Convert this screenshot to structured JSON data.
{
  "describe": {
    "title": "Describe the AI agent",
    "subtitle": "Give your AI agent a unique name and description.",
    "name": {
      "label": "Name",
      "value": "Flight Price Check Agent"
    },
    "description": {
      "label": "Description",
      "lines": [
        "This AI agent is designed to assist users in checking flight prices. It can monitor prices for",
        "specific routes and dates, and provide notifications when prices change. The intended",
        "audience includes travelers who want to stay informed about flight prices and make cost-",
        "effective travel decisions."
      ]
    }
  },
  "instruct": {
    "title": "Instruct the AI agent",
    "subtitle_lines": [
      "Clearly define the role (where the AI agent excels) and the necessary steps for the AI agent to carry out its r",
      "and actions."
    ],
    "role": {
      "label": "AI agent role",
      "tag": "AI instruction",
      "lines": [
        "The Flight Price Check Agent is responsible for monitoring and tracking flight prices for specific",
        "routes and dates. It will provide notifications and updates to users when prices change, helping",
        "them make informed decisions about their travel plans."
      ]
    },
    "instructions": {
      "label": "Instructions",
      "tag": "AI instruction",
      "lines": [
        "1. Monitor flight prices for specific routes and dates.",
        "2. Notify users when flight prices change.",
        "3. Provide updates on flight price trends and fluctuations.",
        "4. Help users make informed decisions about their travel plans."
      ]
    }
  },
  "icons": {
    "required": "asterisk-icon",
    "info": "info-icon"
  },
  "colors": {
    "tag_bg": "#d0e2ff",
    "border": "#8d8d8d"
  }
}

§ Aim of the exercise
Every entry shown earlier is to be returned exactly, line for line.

§ Answer to this exercise
Convert this screenshot to structured JSON data.
{
  "describe": {
    "title": "Describe the AI agent",
    "subtitle": "Give your AI agent a unique name and description.",
    "name": {
      "label": "Name",
      "value": "Flight Price Check Agent"
    },
    "description": {
      "label": "Description",
      "lines": [
        "This AI agent is designed to assist users in checking flight prices. It can monitor prices for",
        "specific routes and dates, and provide notifications when prices change. The intended",
        "audience includes travelers who want to stay informed about flight prices and make cost-",
        "effective travel decisions."
      ]
    }
  },
  "instruct": {
    "title": "Instruct the AI agent",
    "subtitle_lines": [
      "Clearly define the role (where the AI agent excels) and the necessary steps for the AI agent to carry out its r",
      "and actions."
    ],
    "role": {
      "label": "AI agent role",
      "tag": "AI instruction",
      "lines": [
        "The Flight Price Check Agent is responsible for monitoring and tracking flight prices for specific",
        "routes and dates. It will provide notifications and updates to users when prices change, helping",
        "them make informed decisions about their travel plans."
      ]
    },
    "instructions": {
      "label": "Instructions",
      "tag": "AI instruction",
      "lines": [
        "1. Monitor flight prices for specific routes and dates.",
        "2. Notify users when flight prices change.",
        "3. Provide updates on flight price trends and fluctuations.",
        "4. Help users make informed decisions about their travel plans."
      ]
    }
  },
  "icons": {
    "required": "asterisk-icon",
    "info": "info-icon"
  },
  "colors": {
    "tag_bg": "#d0e2ff",
    "border": "#8d8d8d"
  }
}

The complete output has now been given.